IFR To Exclude Held-To-Maturity, Banks Can Build Up To 10%

Mumbai, April 29: | Updated: Apr 30 2002, 05:30am hrs
The Reserve Bank of India (RBI) said that the investment fluctuation reserve (IFR) should be computed with reference to investments in two categories, ‘Held for Trading’ and ‘Available for Sale’. It will not be necessary to include the investment under ‘Held to Maturity’ category for purposes of computation of IFR since it is not meant to be traded. The RBI took this decision on the basis of feedback received from banks on the above proposals.

The RBI had given the freedom to banks to build up an investment fluctuation reserve (IFR) upto a maximum of 10 per cent of the portfolio depending on the size and composition of their portfolio, with the approval of their boards.

The RBI had earlier advised banks in January this year to build up an IFR of a minimum five per cent of the investment portfolio within a period of five years.
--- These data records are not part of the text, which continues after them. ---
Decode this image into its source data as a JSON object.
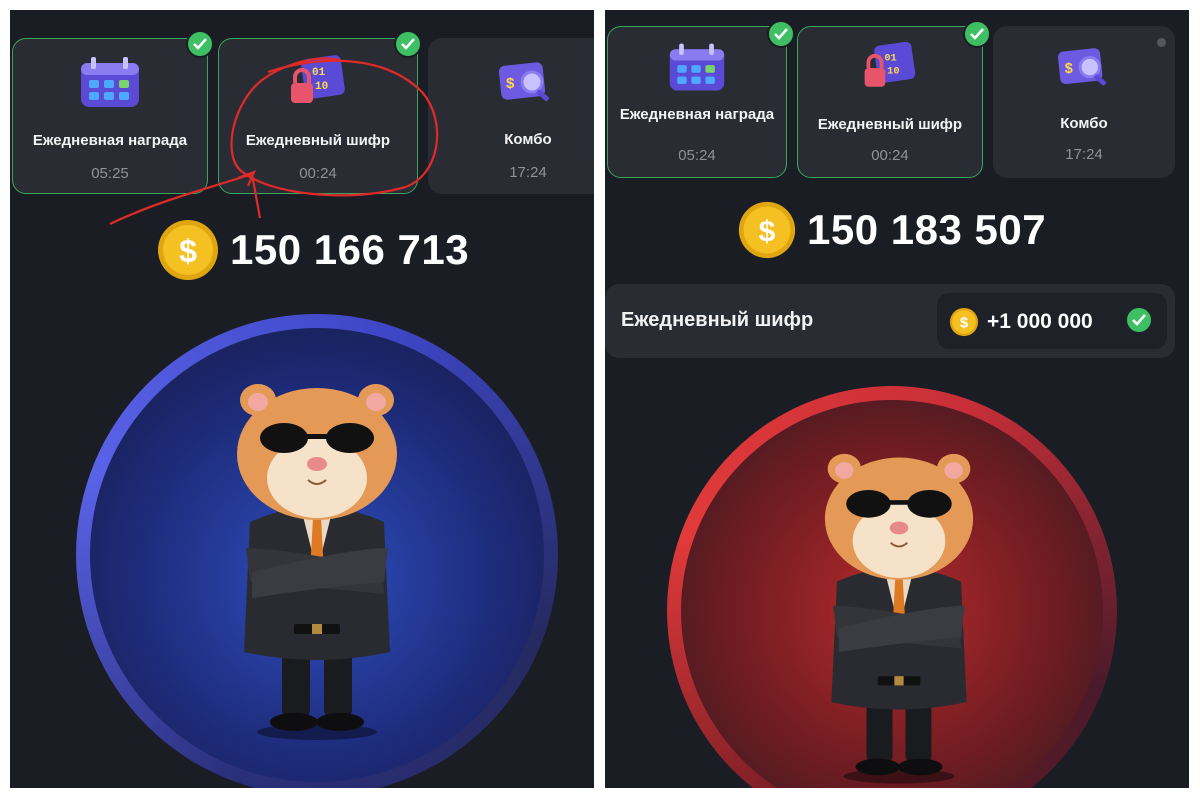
{
  "left": {
    "cards": [
      {
        "label": "Ежедневная награда",
        "time": "05:25",
        "icon": "calendar-icon",
        "completed": true
      },
      {
        "label": "Ежедневный шифр",
        "time": "00:24",
        "icon": "cipher-lock-icon",
        "completed": true
      },
      {
        "label": "Комбо",
        "time": "17:24",
        "icon": "combo-card-icon",
        "completed": false
      }
    ],
    "balance": "150 166 713",
    "ring_color": "#3f4fd1"
  },
  "right": {
    "cards": [
      {
        "label": "Ежедневная награда",
        "time": "05:24",
        "icon": "calendar-icon",
        "completed": true
      },
      {
        "label": "Ежедневный шифр",
        "time": "00:24",
        "icon": "cipher-lock-icon",
        "completed": true
      },
      {
        "label": "Комбо",
        "time": "17:24",
        "icon": "combo-card-icon",
        "completed": false
      }
    ],
    "balance": "150 183 507",
    "cipher_bar": {
      "label": "Ежедневный шифр",
      "reward": "+1 000 000",
      "claimed": true
    },
    "ring_color": "#e23a3a"
  },
  "colors": {
    "background": "#1b1d24",
    "card": "#2a2c33",
    "success": "#3fbf63",
    "coin": "#f5b914",
    "annotation": "#e02a2a"
  }
}
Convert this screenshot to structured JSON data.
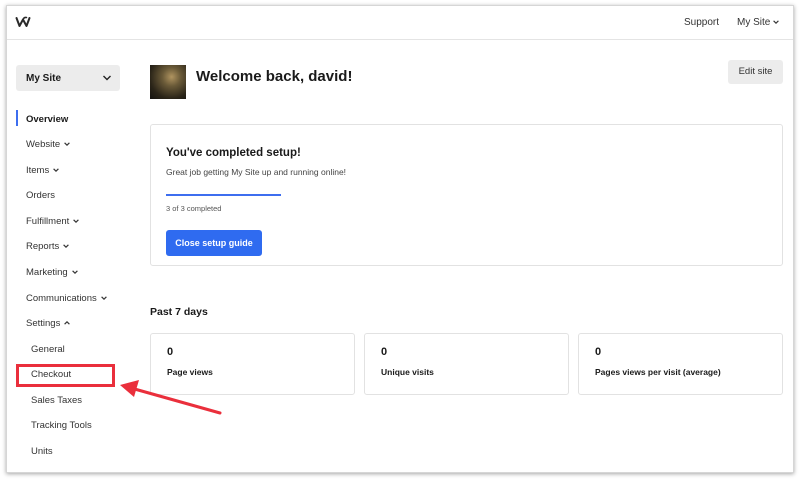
{
  "topbar": {
    "logo_icon": "weebly-logo-icon",
    "support_label": "Support",
    "site_menu_label": "My Site"
  },
  "sidebar": {
    "site_select_label": "My Site",
    "items": [
      {
        "label": "Overview",
        "active": true,
        "has_chevron": false
      },
      {
        "label": "Website",
        "has_chevron": true,
        "chevron": "down"
      },
      {
        "label": "Items",
        "has_chevron": true,
        "chevron": "down"
      },
      {
        "label": "Orders",
        "has_chevron": false
      },
      {
        "label": "Fulfillment",
        "has_chevron": true,
        "chevron": "down"
      },
      {
        "label": "Reports",
        "has_chevron": true,
        "chevron": "down"
      },
      {
        "label": "Marketing",
        "has_chevron": true,
        "chevron": "down"
      },
      {
        "label": "Communications",
        "has_chevron": true,
        "chevron": "down"
      },
      {
        "label": "Settings",
        "has_chevron": true,
        "chevron": "up"
      }
    ],
    "settings_subitems": [
      {
        "label": "General"
      },
      {
        "label": "Checkout",
        "highlighted": true
      },
      {
        "label": "Sales Taxes"
      },
      {
        "label": "Tracking Tools"
      },
      {
        "label": "Units"
      }
    ]
  },
  "main": {
    "welcome_text": "Welcome back, david!",
    "edit_site_label": "Edit site",
    "setup": {
      "title": "You've completed setup!",
      "subtitle": "Great job getting My Site up and running online!",
      "progress_fraction": 1.0,
      "progress_text": "3 of 3 completed",
      "close_button_label": "Close setup guide"
    },
    "past_title": "Past 7 days",
    "stats": [
      {
        "value": "0",
        "label": "Page views"
      },
      {
        "value": "0",
        "label": "Unique visits"
      },
      {
        "value": "0",
        "label": "Pages views per visit (average)"
      }
    ]
  },
  "colors": {
    "accent": "#2f6bf0",
    "active_indicator": "#3d6eef",
    "annotation_red": "#ea2f3c"
  }
}
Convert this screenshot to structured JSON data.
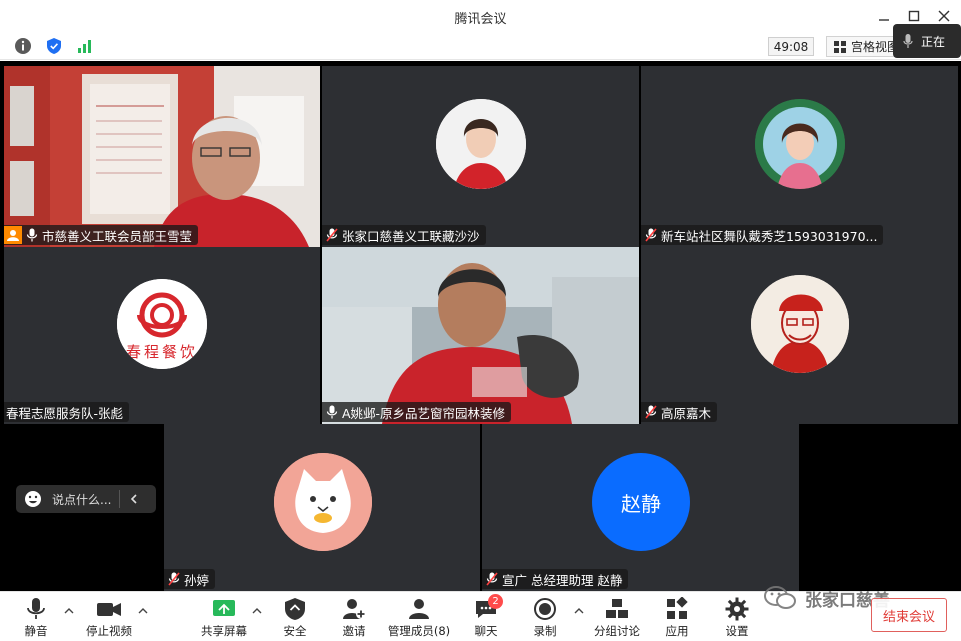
{
  "window": {
    "title": "腾讯会议"
  },
  "statusbar": {
    "timer": "49:08",
    "view_label": "宫格视图",
    "speaking_label": "正在"
  },
  "participants": [
    {
      "name": "市慈善义工联会员部王雪莹"
    },
    {
      "name": "张家口慈善义工联藏沙沙"
    },
    {
      "name": "新车站社区舞队戴秀芝1593031970..."
    },
    {
      "name": "春程志愿服务队-张彪",
      "logo_text": "春程餐饮"
    },
    {
      "name": "A姚邺-原乡品艺窗帘园林装修"
    },
    {
      "name": "高原嘉木"
    },
    {
      "name": "孙婷"
    },
    {
      "name": "宣广 总经理助理 赵静",
      "avatar_text": "赵静"
    }
  ],
  "chat": {
    "placeholder": "说点什么..."
  },
  "toolbar": {
    "mute": "静音",
    "stop_video": "停止视频",
    "share": "共享屏幕",
    "security": "安全",
    "invite": "邀请",
    "members": "管理成员(8)",
    "chat": "聊天",
    "chat_badge": "2",
    "record": "录制",
    "breakout": "分组讨论",
    "apps": "应用",
    "settings": "设置",
    "end": "结束会议"
  },
  "watermark": {
    "text": "张家口慈善"
  },
  "colors": {
    "accent_green": "#23c15b",
    "end_red": "#e03c37",
    "tile_bg": "#2d2f33",
    "blue_avatar": "#0a6cff"
  }
}
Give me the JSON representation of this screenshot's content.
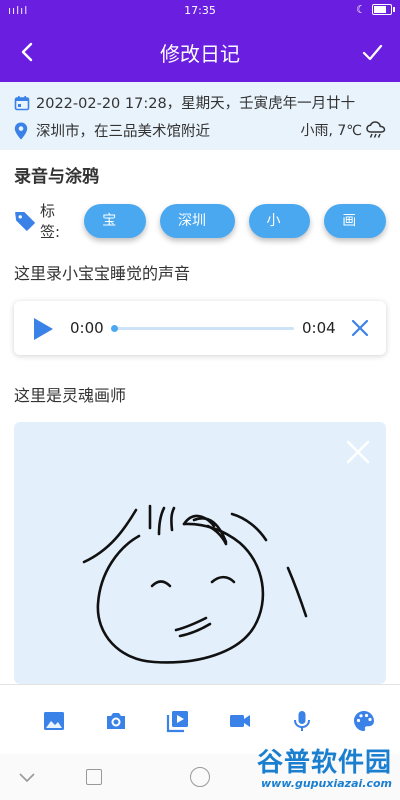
{
  "status_bar": {
    "signal_text": "ıılıl",
    "time": "17:35",
    "battery_level": 0.8
  },
  "app_bar": {
    "title": "修改日记"
  },
  "meta": {
    "datetime": "2022-02-20 17:28，星期天，壬寅虎年一月廿十",
    "location": "深圳市，在三品美术馆附近",
    "weather": "小雨, 7℃"
  },
  "section_title": "录音与涂鸦",
  "tags": {
    "label": "标签:",
    "items": [
      "宝宝",
      "深圳市",
      "小雨",
      "画画"
    ]
  },
  "audio_note": "这里录小宝宝睡觉的声音",
  "audio": {
    "current": "0:00",
    "total": "0:04",
    "progress": 0
  },
  "drawing_note": "这里是灵魂画师",
  "bottom_toolbar": [
    "image-icon",
    "camera-icon",
    "video-library-icon",
    "videocam-icon",
    "mic-icon",
    "palette-icon"
  ],
  "watermark": {
    "cn": "谷普软件园",
    "url": "www.gupuxiazai.com"
  },
  "colors": {
    "primary": "#6a1fe0",
    "accent": "#4aa8f0",
    "icon": "#3a82e8"
  }
}
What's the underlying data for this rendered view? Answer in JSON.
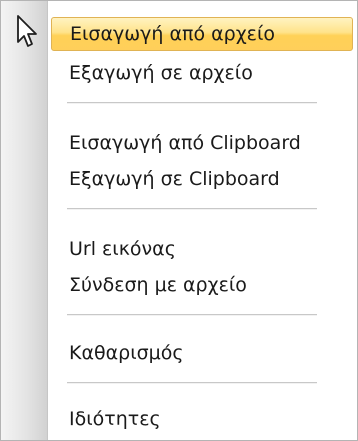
{
  "menu": {
    "items": [
      {
        "label": "Εισαγωγή από αρχείο",
        "highlighted": true
      },
      {
        "label": "Εξαγωγή σε αρχείο"
      },
      {
        "label": "Εισαγωγή από Clipboard"
      },
      {
        "label": "Εξαγωγή σε Clipboard"
      },
      {
        "label": "Url εικόνας"
      },
      {
        "label": "Σύνδεση με αρχείο"
      },
      {
        "label": "Καθαρισμός"
      },
      {
        "label": "Ιδιότητες"
      }
    ]
  },
  "colors": {
    "highlight": "#ffd966",
    "highlight_border": "#e0b354",
    "text": "#1a1a1a",
    "gutter": "#e4e4e4",
    "separator": "#c8c8c8"
  },
  "icons": {
    "cursor": "arrow-cursor-icon"
  }
}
This was done with a view to building up of adequate reserves to guard against any possible reversal of interest rate environment in future due to unexpected developments.

Said Development Credit Bank’s head-treasury, Harihar Krishnamoorthy: “It is sensible not to provide for IFR on the ‘Held to Maturity’ category since as per current regulations, this portfolio need not be marked-to-market and thus, be vulnerable to potential depreciation.”

Senior bankers are of the opinion that the upper limit of 10 per cent is not any ‘great shakes’ and any other figure could have been the limit. But the decision of not including investment under ‘Held to Maturity’ category for purposes of computation of IFR will enable banks to mark-to-market a less amount of their stock.

There is an increasing case for differentiation in IFR for banks who have booked profits and who have not booked profits. There are some banks, especially some of the public sector ones, which have been conservative in booking profits and have not sold much of their portfolio and are sitting on huge amounts of capital appreciation. The IFR, in present form, penalises both the kinds of banks — who have sold and those who have not sold their portfolios. The huge amounts of capital appreciation that some of these banks are sitting on would anyway be a buffer against an upward movement of interest rates which the IFR is intended to be.

Most banks are expected not to make a substantial provision this year since they would like to maintain their profits. They will put it off till the time that they can.

Individual stock held under the ‘Available for Sale’ category should be marked-to-market at least at quarterly intervals.